Yes, it really did happen that fast.
The end came swiftly, six weeks after Mari and Natalia began. In the middle of our marriage’s downfall, in the blur of Mari’s wild spin into the far-away dimension where she now resides, her mental health provider suggested that Mari may have bipolar disorder.
Two weeks later, I turned to my wife in the driver’s seat of the car we bought together, 50 miles deep into the six-hour drive to my hometown. We were on the way to my little brother’s wedding. Through the static of six weeks’ worth of neglect and hurt, I asked her,
“Have you thought about being married to Natalia instead of me?”
“Yes,” she answered.
“But you still want to be married to me over anyone else in the world. Right?”
I stared at my queen, my baby, as her eyes gripped the road and her mouth stayed closed. So beautiful in profile. So iced with pain, already lost to me. She spoke.
“Do you really want to do this in the car?”
Many will tell you that this is the inevitable conclusion to an open marriage.
Plenty of people who prefer monogamy believe that all nontraditional commitments are doomed to fail. I hear the hum of What did you expect? beneath the half-sympathies of a few friends and relatives whose support is more like criticism. You opened the door. Of course one of you was bound to walk through it.

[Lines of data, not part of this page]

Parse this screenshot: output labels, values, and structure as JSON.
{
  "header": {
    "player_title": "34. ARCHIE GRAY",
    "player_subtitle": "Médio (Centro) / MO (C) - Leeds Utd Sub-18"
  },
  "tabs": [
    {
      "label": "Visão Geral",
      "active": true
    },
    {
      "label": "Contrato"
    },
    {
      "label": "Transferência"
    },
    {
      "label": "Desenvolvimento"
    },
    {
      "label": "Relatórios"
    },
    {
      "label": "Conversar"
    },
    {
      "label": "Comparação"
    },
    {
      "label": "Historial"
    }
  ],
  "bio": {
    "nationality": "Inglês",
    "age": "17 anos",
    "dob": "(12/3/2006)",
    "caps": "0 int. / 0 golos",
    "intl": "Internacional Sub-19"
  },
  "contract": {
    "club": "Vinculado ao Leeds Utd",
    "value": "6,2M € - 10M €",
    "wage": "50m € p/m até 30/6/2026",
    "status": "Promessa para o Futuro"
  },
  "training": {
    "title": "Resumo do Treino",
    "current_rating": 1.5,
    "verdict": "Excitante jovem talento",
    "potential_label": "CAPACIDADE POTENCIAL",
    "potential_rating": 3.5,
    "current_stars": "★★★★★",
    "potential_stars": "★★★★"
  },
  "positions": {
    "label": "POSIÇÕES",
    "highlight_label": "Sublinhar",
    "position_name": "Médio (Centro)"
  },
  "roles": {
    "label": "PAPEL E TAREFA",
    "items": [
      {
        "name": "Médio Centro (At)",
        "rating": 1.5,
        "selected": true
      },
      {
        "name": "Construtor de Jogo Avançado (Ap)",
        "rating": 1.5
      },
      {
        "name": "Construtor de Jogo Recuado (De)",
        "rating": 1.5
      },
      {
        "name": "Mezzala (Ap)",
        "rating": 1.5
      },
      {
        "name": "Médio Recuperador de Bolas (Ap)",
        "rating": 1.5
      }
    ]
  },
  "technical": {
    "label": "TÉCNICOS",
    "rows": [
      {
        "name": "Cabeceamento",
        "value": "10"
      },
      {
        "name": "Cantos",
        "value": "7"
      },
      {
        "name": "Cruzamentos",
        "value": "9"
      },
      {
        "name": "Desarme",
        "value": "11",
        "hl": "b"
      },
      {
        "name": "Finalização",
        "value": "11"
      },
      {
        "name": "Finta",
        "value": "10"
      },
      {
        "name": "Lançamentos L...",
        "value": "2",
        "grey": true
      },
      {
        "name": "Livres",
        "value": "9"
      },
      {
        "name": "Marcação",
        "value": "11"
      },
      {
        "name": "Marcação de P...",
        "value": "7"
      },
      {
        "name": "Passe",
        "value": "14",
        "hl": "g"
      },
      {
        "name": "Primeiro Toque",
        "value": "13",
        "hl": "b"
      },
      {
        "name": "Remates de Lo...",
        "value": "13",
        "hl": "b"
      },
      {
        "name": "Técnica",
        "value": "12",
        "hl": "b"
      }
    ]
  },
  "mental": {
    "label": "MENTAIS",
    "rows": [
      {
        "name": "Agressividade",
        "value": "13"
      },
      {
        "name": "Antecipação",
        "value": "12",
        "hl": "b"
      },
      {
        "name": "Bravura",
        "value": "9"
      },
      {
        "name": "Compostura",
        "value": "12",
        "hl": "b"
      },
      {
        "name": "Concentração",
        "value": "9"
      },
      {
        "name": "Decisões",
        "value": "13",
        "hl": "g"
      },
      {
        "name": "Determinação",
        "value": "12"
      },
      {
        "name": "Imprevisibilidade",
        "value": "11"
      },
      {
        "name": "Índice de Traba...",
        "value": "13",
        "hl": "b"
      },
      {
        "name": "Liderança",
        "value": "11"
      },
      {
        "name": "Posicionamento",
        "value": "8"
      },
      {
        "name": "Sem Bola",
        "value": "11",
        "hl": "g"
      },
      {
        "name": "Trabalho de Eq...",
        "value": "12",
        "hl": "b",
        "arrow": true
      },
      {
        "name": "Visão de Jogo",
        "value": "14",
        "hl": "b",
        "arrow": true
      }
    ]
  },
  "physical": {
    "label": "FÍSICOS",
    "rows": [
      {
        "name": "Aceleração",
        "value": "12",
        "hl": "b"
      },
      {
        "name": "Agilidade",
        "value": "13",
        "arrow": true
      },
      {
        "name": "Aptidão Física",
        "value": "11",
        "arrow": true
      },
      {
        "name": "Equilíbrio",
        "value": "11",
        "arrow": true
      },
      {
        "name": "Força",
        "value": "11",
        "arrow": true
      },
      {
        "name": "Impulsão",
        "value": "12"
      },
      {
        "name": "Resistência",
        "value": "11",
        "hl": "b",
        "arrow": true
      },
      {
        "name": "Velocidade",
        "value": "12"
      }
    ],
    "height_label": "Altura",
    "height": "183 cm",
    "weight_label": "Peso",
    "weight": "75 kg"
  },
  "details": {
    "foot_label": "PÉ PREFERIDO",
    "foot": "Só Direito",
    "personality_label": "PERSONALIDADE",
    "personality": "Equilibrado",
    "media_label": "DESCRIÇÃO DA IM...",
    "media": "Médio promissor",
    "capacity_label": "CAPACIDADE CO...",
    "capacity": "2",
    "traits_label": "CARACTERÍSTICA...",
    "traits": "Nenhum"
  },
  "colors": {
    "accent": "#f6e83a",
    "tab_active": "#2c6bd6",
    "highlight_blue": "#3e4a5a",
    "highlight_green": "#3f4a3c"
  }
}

And I will tell you that yes, this is a story about polyamory gone wrong. In equal measure, this is also a story about the fragility of chosen family bonds that cross over race lines. Intercultural and interracial relationships are never easy, and we never did find resolution to those core differences between us. When she told me in the car that it was over, she explained that she could no longer see a future with me. That the family that we would make together would be a family that she no longer wants. That although she and I had worked so hard to build a life together, it was Natalia, a newcomer but a fellow Latina woman of color, who felt more like home.
All that is true. But I will also tell you that, first and foremost, this is a story about mental illness. This labor of my love, my marriage to Mari, ends with a suddenness that is typical of hypomania. She would tell me later that she made the decision to end our marriage on the spot, and that the move felt outside of her control even as she was making it. Though it was Mari who put me out, she has appeared disoriented throughout the separation process, at times seeming not to understand why I was leaving. I have come to see, as I reacquaint myself to her in the light of her new diagnosis, that in a hypomanic state she is capable of doing things, yet experiencing those things as though they are being done to her.
I look back now over the years and see my marriage as an ongoing trial, a struggle to devote myself to a beloved who moved through emotional space at an intensity and speed with which I could never keep up. My efforts to support her left me running behind her, making her excuses and cleaning up the messes of her impulse decisions. And when those periods of frenzy careened into each inevitable crash, I was left to shoulder the weight of our household alone, watching her suffer in depression, helpless to provide any relief.
I love Mari. I always will. She loves me too.
I regret nothing of the life we made together. As hard as it was, as obvious as it seems now that we were never going to make it to the end, I am so, so glad to have married that woman. However brief our time as a family, it’s been an honor to have called myself her wife.
But our marriage was the hardest thing that I have ever done. And I am so, so happy to be free.
I am not alone in this journey, and never have been. When she pulled the plug she sent me straight into the arms of my whole extended family, the tan line on my ring finger freshly exposed to the sun. The people who love me drew me close, and I stood proud beside my brother to celebrate his future with his new wife and their toddler son. I held my head high, smiled for the pictures and laughed with my cousins through the weekend. If you saw the wedding photos, you would never guess that I was standing in calamity. You’d never know that I got in the car to attend that wedding with my wife and arrived alone and single. I look beautiful and strong. My eyes are dry.
Back in the apartment that I shared with my bride, I packed my things alone, sometimes crumbling into tears and confusion as I sorted my dirty clothes out of our shared hamper, split the wedding china, selected half the knives out of the knife block and pulled my books from our interlayered shelves. But when it came time to move the furniture, I didn’t have to lift that weight alone. Though he couldn’t be there in person to help, my Sugar Daddy paid to hire movers.
My new apartment is chilly this autumn, but it feels cozy. It’s a little bit dark, but I feel bright. I wake up calm now in the mornings, looking up at the fissured panels of a drop ceiling that I pay to keep over my own head. There is no moment of shock, none of the confusion that sometimes comes from waking up in a new place.
I know exactly where I am.